## [WHAT YOU SHOULD DO]
From the first line to the last, repeat the data exactly but leave out the pictures.

## [EXERCISE INPUT]
==========

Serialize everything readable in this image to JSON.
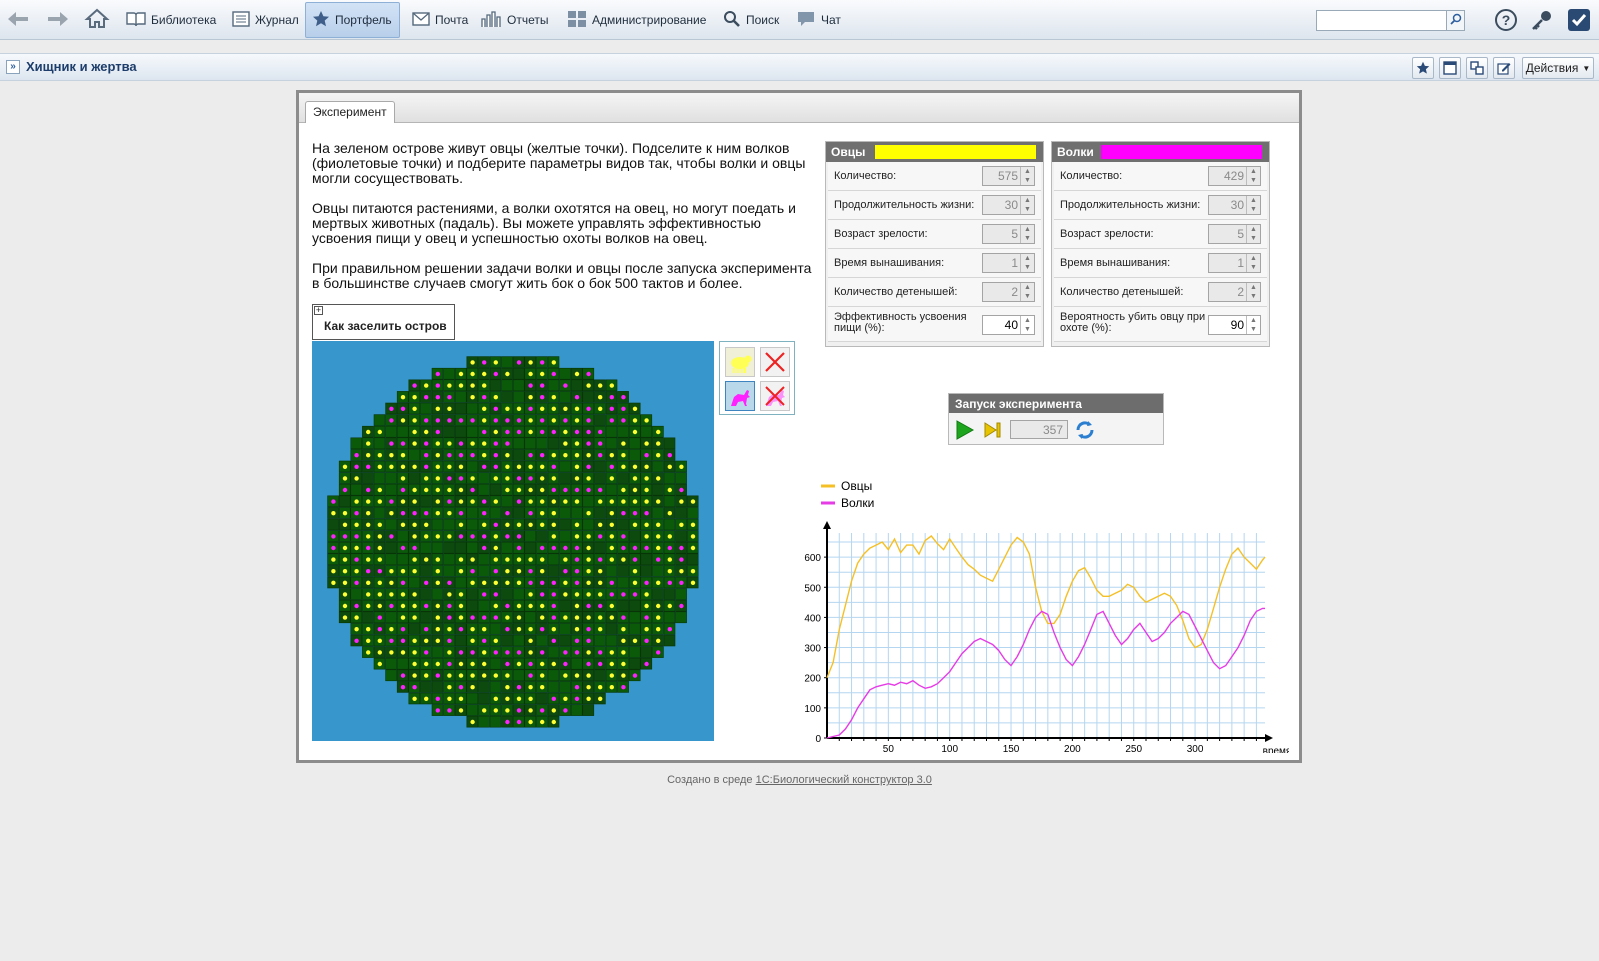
{
  "toolbar": {
    "menu": [
      {
        "label": "Библиотека",
        "icon": "book-icon"
      },
      {
        "label": "Журнал",
        "icon": "journal-icon"
      },
      {
        "label": "Портфель",
        "icon": "star-icon",
        "active": true
      },
      {
        "label": "Почта",
        "icon": "mail-icon"
      },
      {
        "label": "Отчеты",
        "icon": "reports-icon"
      },
      {
        "label": "Администрирование",
        "icon": "admin-icon"
      },
      {
        "label": "Поиск",
        "icon": "search-icon"
      },
      {
        "label": "Чат",
        "icon": "chat-icon"
      }
    ],
    "search": {
      "value": "",
      "placeholder": ""
    }
  },
  "subbar": {
    "title": "Хищник и жертва",
    "actions_label": "Действия"
  },
  "experiment": {
    "tab_label": "Эксперимент",
    "description": [
      "На зеленом острове живут овцы (желтые точки). Подселите к ним волков (фиолетовые точки) и подберите параметры видов так, чтобы волки и овцы могли сосуществовать.",
      "Овцы питаются растениями, а волки охотятся на овец, но могут поедать и мертвых животных (падаль). Вы можете управлять эффективностью усвоения пищи у овец и успешностью охоты волков на овец.",
      "При правильном решении задачи волки и овцы после запуска эксперимента в большинстве случаев  смогут жить бок о бок 500 тактов и более."
    ],
    "howto_label": "Как заселить остров",
    "sheep": {
      "title": "Овцы",
      "color": "#ffff00",
      "params": [
        {
          "label": "Количество:",
          "value": "575"
        },
        {
          "label": "Продолжительность жизни:",
          "value": "30"
        },
        {
          "label": "Возраст зрелости:",
          "value": "5"
        },
        {
          "label": "Время вынашивания:",
          "value": "1"
        },
        {
          "label": "Количество детенышей:",
          "value": "2"
        },
        {
          "label": "Эффективность усвоения пищи (%):",
          "value": "40"
        }
      ]
    },
    "wolves": {
      "title": "Волки",
      "color": "#ff00ff",
      "params": [
        {
          "label": "Количество:",
          "value": "429"
        },
        {
          "label": "Продолжительность жизни:",
          "value": "30"
        },
        {
          "label": "Возраст зрелости:",
          "value": "5"
        },
        {
          "label": "Время вынашивания:",
          "value": "1"
        },
        {
          "label": "Количество детенышей:",
          "value": "2"
        },
        {
          "label": "Вероятность убить овцу при охоте (%):",
          "value": "90"
        }
      ]
    },
    "launch": {
      "title": "Запуск эксперимента",
      "counter": "357"
    }
  },
  "chart_data": {
    "type": "line",
    "xlabel": "время",
    "ylabel": "",
    "xlim": [
      0,
      357
    ],
    "ylim": [
      0,
      680
    ],
    "xticks": [
      50,
      100,
      150,
      200,
      250,
      300
    ],
    "yticks": [
      0,
      100,
      200,
      300,
      400,
      500,
      600
    ],
    "grid": true,
    "legend_position": "top-left",
    "series": [
      {
        "name": "Овцы",
        "color": "#f5c026",
        "x": [
          0,
          5,
          10,
          15,
          20,
          25,
          30,
          35,
          40,
          45,
          50,
          55,
          60,
          65,
          70,
          75,
          80,
          85,
          90,
          95,
          100,
          105,
          110,
          115,
          120,
          125,
          130,
          135,
          140,
          145,
          150,
          155,
          160,
          165,
          170,
          175,
          180,
          185,
          190,
          195,
          200,
          205,
          210,
          215,
          220,
          225,
          230,
          235,
          240,
          245,
          250,
          255,
          260,
          265,
          270,
          275,
          280,
          285,
          290,
          295,
          300,
          305,
          310,
          315,
          320,
          325,
          330,
          335,
          340,
          345,
          350,
          355,
          357
        ],
        "values": [
          200,
          250,
          360,
          440,
          520,
          580,
          610,
          630,
          640,
          650,
          625,
          660,
          615,
          640,
          640,
          610,
          655,
          670,
          645,
          625,
          660,
          630,
          600,
          575,
          560,
          540,
          530,
          520,
          560,
          600,
          640,
          665,
          650,
          610,
          500,
          420,
          380,
          380,
          410,
          470,
          520,
          555,
          565,
          530,
          490,
          470,
          470,
          480,
          490,
          510,
          500,
          470,
          450,
          460,
          470,
          480,
          470,
          440,
          390,
          330,
          300,
          310,
          360,
          430,
          500,
          560,
          610,
          630,
          600,
          580,
          560,
          590,
          600
        ]
      },
      {
        "name": "Волки",
        "color": "#e63ce6",
        "x": [
          0,
          5,
          10,
          15,
          20,
          25,
          30,
          35,
          40,
          45,
          50,
          55,
          60,
          65,
          70,
          75,
          80,
          85,
          90,
          95,
          100,
          105,
          110,
          115,
          120,
          125,
          130,
          135,
          140,
          145,
          150,
          155,
          160,
          165,
          170,
          175,
          180,
          185,
          190,
          195,
          200,
          205,
          210,
          215,
          220,
          225,
          230,
          235,
          240,
          245,
          250,
          255,
          260,
          265,
          270,
          275,
          280,
          285,
          290,
          295,
          300,
          305,
          310,
          315,
          320,
          325,
          330,
          335,
          340,
          345,
          350,
          355,
          357
        ],
        "values": [
          0,
          5,
          10,
          30,
          60,
          100,
          130,
          160,
          170,
          175,
          180,
          175,
          185,
          180,
          190,
          175,
          165,
          170,
          180,
          200,
          220,
          250,
          280,
          300,
          320,
          330,
          320,
          310,
          290,
          260,
          240,
          270,
          310,
          360,
          400,
          420,
          410,
          350,
          300,
          260,
          240,
          270,
          310,
          360,
          410,
          420,
          380,
          340,
          310,
          330,
          360,
          380,
          350,
          320,
          330,
          350,
          380,
          400,
          420,
          410,
          370,
          330,
          290,
          250,
          230,
          240,
          270,
          300,
          340,
          390,
          420,
          430,
          430
        ]
      }
    ]
  },
  "footer": {
    "prefix": "Создано в среде",
    "link": "1С:Биологический конструктор 3.0"
  }
}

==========

## [REPLY TO THE TASK]
Serialize everything readable in this image to JSON.
{
  "toolbar": {
    "menu": [
      {
        "label": "Библиотека",
        "icon": "book-icon"
      },
      {
        "label": "Журнал",
        "icon": "journal-icon"
      },
      {
        "label": "Портфель",
        "icon": "star-icon",
        "active": true
      },
      {
        "label": "Почта",
        "icon": "mail-icon"
      },
      {
        "label": "Отчеты",
        "icon": "reports-icon"
      },
      {
        "label": "Администрирование",
        "icon": "admin-icon"
      },
      {
        "label": "Поиск",
        "icon": "search-icon"
      },
      {
        "label": "Чат",
        "icon": "chat-icon"
      }
    ],
    "search": {
      "value": "",
      "placeholder": ""
    }
  },
  "subbar": {
    "title": "Хищник и жертва",
    "actions_label": "Действия"
  },
  "experiment": {
    "tab_label": "Эксперимент",
    "description": [
      "На зеленом острове живут овцы (желтые точки). Подселите к ним волков (фиолетовые точки) и подберите параметры видов так, чтобы волки и овцы могли сосуществовать.",
      "Овцы питаются растениями, а волки охотятся на овец, но могут поедать и мертвых животных (падаль). Вы можете управлять эффективностью усвоения пищи у овец и успешностью охоты волков на овец.",
      "При правильном решении задачи волки и овцы после запуска эксперимента в большинстве случаев  смогут жить бок о бок 500 тактов и более."
    ],
    "howto_label": "Как заселить остров",
    "sheep": {
      "title": "Овцы",
      "color": "#ffff00",
      "params": [
        {
          "label": "Количество:",
          "value": "575"
        },
        {
          "label": "Продолжительность жизни:",
          "value": "30"
        },
        {
          "label": "Возраст зрелости:",
          "value": "5"
        },
        {
          "label": "Время вынашивания:",
          "value": "1"
        },
        {
          "label": "Количество детенышей:",
          "value": "2"
        },
        {
          "label": "Эффективность усвоения пищи (%):",
          "value": "40"
        }
      ]
    },
    "wolves": {
      "title": "Волки",
      "color": "#ff00ff",
      "params": [
        {
          "label": "Количество:",
          "value": "429"
        },
        {
          "label": "Продолжительность жизни:",
          "value": "30"
        },
        {
          "label": "Возраст зрелости:",
          "value": "5"
        },
        {
          "label": "Время вынашивания:",
          "value": "1"
        },
        {
          "label": "Количество детенышей:",
          "value": "2"
        },
        {
          "label": "Вероятность убить овцу при охоте (%):",
          "value": "90"
        }
      ]
    },
    "launch": {
      "title": "Запуск эксперимента",
      "counter": "357"
    }
  },
  "chart_data": {
    "type": "line",
    "xlabel": "время",
    "ylabel": "",
    "xlim": [
      0,
      357
    ],
    "ylim": [
      0,
      680
    ],
    "xticks": [
      50,
      100,
      150,
      200,
      250,
      300
    ],
    "yticks": [
      0,
      100,
      200,
      300,
      400,
      500,
      600
    ],
    "grid": true,
    "legend_position": "top-left",
    "series": [
      {
        "name": "Овцы",
        "color": "#f5c026",
        "x": [
          0,
          5,
          10,
          15,
          20,
          25,
          30,
          35,
          40,
          45,
          50,
          55,
          60,
          65,
          70,
          75,
          80,
          85,
          90,
          95,
          100,
          105,
          110,
          115,
          120,
          125,
          130,
          135,
          140,
          145,
          150,
          155,
          160,
          165,
          170,
          175,
          180,
          185,
          190,
          195,
          200,
          205,
          210,
          215,
          220,
          225,
          230,
          235,
          240,
          245,
          250,
          255,
          260,
          265,
          270,
          275,
          280,
          285,
          290,
          295,
          300,
          305,
          310,
          315,
          320,
          325,
          330,
          335,
          340,
          345,
          350,
          355,
          357
        ],
        "values": [
          200,
          250,
          360,
          440,
          520,
          580,
          610,
          630,
          640,
          650,
          625,
          660,
          615,
          640,
          640,
          610,
          655,
          670,
          645,
          625,
          660,
          630,
          600,
          575,
          560,
          540,
          530,
          520,
          560,
          600,
          640,
          665,
          650,
          610,
          500,
          420,
          380,
          380,
          410,
          470,
          520,
          555,
          565,
          530,
          490,
          470,
          470,
          480,
          490,
          510,
          500,
          470,
          450,
          460,
          470,
          480,
          470,
          440,
          390,
          330,
          300,
          310,
          360,
          430,
          500,
          560,
          610,
          630,
          600,
          580,
          560,
          590,
          600
        ]
      },
      {
        "name": "Волки",
        "color": "#e63ce6",
        "x": [
          0,
          5,
          10,
          15,
          20,
          25,
          30,
          35,
          40,
          45,
          50,
          55,
          60,
          65,
          70,
          75,
          80,
          85,
          90,
          95,
          100,
          105,
          110,
          115,
          120,
          125,
          130,
          135,
          140,
          145,
          150,
          155,
          160,
          165,
          170,
          175,
          180,
          185,
          190,
          195,
          200,
          205,
          210,
          215,
          220,
          225,
          230,
          235,
          240,
          245,
          250,
          255,
          260,
          265,
          270,
          275,
          280,
          285,
          290,
          295,
          300,
          305,
          310,
          315,
          320,
          325,
          330,
          335,
          340,
          345,
          350,
          355,
          357
        ],
        "values": [
          0,
          5,
          10,
          30,
          60,
          100,
          130,
          160,
          170,
          175,
          180,
          175,
          185,
          180,
          190,
          175,
          165,
          170,
          180,
          200,
          220,
          250,
          280,
          300,
          320,
          330,
          320,
          310,
          290,
          260,
          240,
          270,
          310,
          360,
          400,
          420,
          410,
          350,
          300,
          260,
          240,
          270,
          310,
          360,
          410,
          420,
          380,
          340,
          310,
          330,
          360,
          380,
          350,
          320,
          330,
          350,
          380,
          400,
          420,
          410,
          370,
          330,
          290,
          250,
          230,
          240,
          270,
          300,
          340,
          390,
          420,
          430,
          430
        ]
      }
    ]
  },
  "footer": {
    "prefix": "Создано в среде",
    "link": "1С:Биологический конструктор 3.0"
  }
}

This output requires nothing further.